What international community!

What international community!

What international community!
The Middle East is torn by conflicts and terrorism. Essential food aid has been summarily cut to Syrian refugees subsisting in camps on Jordan’s soil, leaving families to starve because the UN refugee agency has run out of money.
If the international community, so called, isn’t willing or able to feed its own children, it’s nothing but a figment of our imagination. The European Union is disunited and in disarray over the flood of refugees pouring-in from war-torn countries and so has trashed its legal responsibility to care for refugees and treat them with dignity.
What kind of union is this when it’s every country for itself, more consumed with hurling insults at their neighbors and building fences, both literally and figuratively, than finding a collective answer!
Those people whose lives are affected call upon “The International Community” to find solutions. Sadly, they are crying to the wind because there is no such thing as a community of nations, except on paper. Let’s face it our world has rarely been this divided since World War II.
The United Nations, formed to replace the “ineffective” League of Nations, is just as useless as its predecessor when Article 1 of its Charter states its purpose is “to maintain international peace and security…” Zero marks on that count.
Four-and-a-half long years and 250,000 deaths — and what has the UN done to stop the Syrian conflict? Precisely nothing in real terms! Conferences and condemnatory statements made by its Secretary-General Ban Ki-Moon are empty words and gestures lost in the ether.
Likewise, the International Criminal Court in The Hague is impotent to hold those accused of war crimes to account because, firstly, it doesn’t have its own force and, secondly, unlike Afghanistan, neither Syria nor Iraq have ratified the Rome Statute. Yet alleged perpetrators of crimes in Afghanistan have been left off the hook because that’s dangerous territory for prosecutors when so many have been committed by western coalition forces.
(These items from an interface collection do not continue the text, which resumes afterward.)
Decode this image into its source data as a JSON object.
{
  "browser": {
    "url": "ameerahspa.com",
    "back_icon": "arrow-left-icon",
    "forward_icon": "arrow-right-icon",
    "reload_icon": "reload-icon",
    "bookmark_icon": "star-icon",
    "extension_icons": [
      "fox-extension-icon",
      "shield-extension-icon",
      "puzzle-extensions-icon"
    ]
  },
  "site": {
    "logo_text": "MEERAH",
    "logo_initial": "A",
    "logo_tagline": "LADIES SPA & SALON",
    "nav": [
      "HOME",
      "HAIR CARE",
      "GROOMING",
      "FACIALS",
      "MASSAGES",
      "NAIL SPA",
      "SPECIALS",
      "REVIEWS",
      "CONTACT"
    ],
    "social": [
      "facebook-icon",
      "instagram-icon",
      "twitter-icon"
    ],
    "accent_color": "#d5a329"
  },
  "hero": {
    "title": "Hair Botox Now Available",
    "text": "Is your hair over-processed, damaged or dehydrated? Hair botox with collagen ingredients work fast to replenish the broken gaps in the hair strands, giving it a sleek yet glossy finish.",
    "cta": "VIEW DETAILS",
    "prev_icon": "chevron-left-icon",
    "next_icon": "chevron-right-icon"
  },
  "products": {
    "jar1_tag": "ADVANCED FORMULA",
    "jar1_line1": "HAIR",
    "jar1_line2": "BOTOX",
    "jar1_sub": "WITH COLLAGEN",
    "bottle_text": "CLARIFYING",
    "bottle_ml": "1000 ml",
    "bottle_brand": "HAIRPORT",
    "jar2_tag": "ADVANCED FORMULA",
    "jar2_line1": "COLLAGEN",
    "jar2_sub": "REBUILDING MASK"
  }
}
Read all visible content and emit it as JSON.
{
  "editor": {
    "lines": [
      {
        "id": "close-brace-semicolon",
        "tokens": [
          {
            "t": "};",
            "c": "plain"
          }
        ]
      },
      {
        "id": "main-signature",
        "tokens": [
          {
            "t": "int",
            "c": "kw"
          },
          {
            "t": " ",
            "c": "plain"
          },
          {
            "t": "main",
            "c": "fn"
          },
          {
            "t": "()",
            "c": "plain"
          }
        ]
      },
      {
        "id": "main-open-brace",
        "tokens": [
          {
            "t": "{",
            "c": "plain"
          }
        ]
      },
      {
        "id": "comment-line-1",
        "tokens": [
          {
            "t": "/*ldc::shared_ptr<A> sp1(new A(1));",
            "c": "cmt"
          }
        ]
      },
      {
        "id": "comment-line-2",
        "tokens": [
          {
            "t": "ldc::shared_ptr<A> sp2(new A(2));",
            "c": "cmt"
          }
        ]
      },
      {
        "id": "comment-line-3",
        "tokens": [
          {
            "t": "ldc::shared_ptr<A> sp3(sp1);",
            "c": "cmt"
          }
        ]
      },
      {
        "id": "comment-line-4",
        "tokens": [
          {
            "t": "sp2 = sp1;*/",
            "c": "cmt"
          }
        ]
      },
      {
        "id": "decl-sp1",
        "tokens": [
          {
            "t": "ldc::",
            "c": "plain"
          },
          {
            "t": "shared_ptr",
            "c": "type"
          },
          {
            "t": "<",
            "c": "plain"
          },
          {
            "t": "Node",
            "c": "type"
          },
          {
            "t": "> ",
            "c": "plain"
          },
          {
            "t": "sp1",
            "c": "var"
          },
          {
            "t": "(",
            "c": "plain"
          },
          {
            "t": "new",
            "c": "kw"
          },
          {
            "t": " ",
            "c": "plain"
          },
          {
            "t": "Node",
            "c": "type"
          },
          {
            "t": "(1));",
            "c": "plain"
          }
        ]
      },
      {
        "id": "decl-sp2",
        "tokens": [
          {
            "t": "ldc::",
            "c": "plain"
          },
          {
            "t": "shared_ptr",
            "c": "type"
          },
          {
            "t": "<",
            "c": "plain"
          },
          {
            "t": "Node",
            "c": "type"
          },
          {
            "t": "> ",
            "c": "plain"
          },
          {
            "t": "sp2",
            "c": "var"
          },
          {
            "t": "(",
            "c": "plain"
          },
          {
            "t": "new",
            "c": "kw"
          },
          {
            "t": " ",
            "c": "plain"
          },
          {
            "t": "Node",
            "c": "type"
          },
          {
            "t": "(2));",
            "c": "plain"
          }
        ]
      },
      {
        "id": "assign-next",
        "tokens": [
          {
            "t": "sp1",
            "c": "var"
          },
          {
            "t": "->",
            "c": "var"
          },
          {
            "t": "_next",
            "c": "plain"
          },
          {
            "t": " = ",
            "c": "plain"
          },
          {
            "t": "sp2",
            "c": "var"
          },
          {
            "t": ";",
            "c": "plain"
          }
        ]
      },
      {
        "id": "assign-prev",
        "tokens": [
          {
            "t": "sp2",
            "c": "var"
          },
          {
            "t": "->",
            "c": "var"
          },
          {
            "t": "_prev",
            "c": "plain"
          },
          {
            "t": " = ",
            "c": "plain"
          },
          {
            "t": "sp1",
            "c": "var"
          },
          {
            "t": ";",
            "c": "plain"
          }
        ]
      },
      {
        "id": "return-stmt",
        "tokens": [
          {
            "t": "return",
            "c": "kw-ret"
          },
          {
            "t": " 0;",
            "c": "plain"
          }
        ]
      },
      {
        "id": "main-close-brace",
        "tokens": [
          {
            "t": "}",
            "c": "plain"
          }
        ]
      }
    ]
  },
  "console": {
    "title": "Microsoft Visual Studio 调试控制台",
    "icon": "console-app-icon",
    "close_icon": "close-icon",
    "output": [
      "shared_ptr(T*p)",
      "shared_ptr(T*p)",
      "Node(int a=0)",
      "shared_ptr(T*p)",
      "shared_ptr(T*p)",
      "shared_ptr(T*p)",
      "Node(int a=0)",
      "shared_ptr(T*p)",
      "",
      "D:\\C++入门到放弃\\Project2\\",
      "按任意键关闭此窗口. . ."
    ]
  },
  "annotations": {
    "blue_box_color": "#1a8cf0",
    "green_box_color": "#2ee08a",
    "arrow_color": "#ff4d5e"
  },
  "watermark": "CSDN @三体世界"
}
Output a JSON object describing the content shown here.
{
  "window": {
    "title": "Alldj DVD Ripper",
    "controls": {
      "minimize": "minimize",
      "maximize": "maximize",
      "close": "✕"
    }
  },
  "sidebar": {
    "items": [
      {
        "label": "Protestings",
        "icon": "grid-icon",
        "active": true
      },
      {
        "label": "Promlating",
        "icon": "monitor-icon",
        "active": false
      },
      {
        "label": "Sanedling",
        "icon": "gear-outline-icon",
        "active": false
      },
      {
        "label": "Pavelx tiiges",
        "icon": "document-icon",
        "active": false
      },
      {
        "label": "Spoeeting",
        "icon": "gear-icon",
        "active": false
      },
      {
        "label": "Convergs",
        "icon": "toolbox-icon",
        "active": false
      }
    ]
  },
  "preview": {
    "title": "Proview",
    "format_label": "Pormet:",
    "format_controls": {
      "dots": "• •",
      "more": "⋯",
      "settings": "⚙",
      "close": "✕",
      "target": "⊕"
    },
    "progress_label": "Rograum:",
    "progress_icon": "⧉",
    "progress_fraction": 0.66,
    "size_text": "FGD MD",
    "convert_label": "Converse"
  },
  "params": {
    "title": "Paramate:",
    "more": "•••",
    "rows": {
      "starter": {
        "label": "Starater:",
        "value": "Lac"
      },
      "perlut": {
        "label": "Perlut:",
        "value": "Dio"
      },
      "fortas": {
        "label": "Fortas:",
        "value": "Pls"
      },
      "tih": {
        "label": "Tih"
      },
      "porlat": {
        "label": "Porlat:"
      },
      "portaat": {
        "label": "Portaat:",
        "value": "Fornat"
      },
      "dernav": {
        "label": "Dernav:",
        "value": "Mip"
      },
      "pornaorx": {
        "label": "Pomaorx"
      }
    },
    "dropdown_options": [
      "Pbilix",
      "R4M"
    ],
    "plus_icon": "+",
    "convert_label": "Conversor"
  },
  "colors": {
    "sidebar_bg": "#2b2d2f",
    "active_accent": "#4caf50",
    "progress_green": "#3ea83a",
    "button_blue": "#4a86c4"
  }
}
The ICC prefers to tread safer ground by hunting down Africans who don’t enjoy the umbrella protection of world powers.
The Arab League is another body that can hardly claim a glowing record when it comes to resolving regional crises. Indeed, until recently it was more or less written-off as a debating society although lately it has become more proactive in respect to certain issues. But on Syria there’s been no decision-making apart from demanding Assad goes and giving the regime’s Arab League seat to a splintered opposition.
In our hunt for an international community able to pluck Syria out of its misery what are we left with? The UN Security Council perhaps, notably the big five nuclear armed permanent members! But wait, what you have here is continual deadlock because these world powers are lined-up against each other — Russia and China versus the US, the UK and France. There is more hostility than a sense of community in that chamber.
China takes care of its own patch while lending diplomatic support to Russia vis-à-vis the Middle East. Britain and France mostly follow America’s lead. In other words, when you boil the “international community” down what’s left is two feuding capitals, Moscow and Washington, more interested in flexing their respective geopolitical muscles while funding and arming proxies than working to stabilize our planet.
This duo of disunity is out to serve its own respective interests and will only work in tandem when those interests happen to coincide, as we saw with the Iran deal meant to secure Barack Obama’s legacy and open the door to lucrative Russian trade and arms deals. Now it appears that there may be some overlapping of interests that may result in Russia and the US cooperating to defeat terrorist groups in Syria.
US Secretary of State John Kerry has changed his tune after witnessing that President Putin has stepped-up his country’s military involvement and the conflict’s refugee fall-out that could have devastating financial and demographic repercussions for America’s European allies — and, in the worst case scenario, could split the EU apart.
Kerry no longer demands President Bashar Assad’s immediate step-down and says the US welcomes Russia’s efforts to tackle Daesh in Syria while expressing his hope that Russia and Iran can convince the regime to negotiate a political transition. Hope at last, but what took them so long?
Had they come together years ago, there would be no refugees, no cities turned into apocalyptic movie sets, no mass decapitations and no destruction of Syria’s ancient heritage.
The international community is just a mirage. International laws, conventions and treaties are abided-to when it suits. Countries that trumpet their humanitarian values and respect for human rights use them as weapons to indict others, but when they feel threatened themselves such lofty sentiments go out the window. What’s left is only self-interest furthered on the principle of might is right.
Disclaimer: Views expressed by writers in this section are their own and do not necessarily reflect Arab News' point of view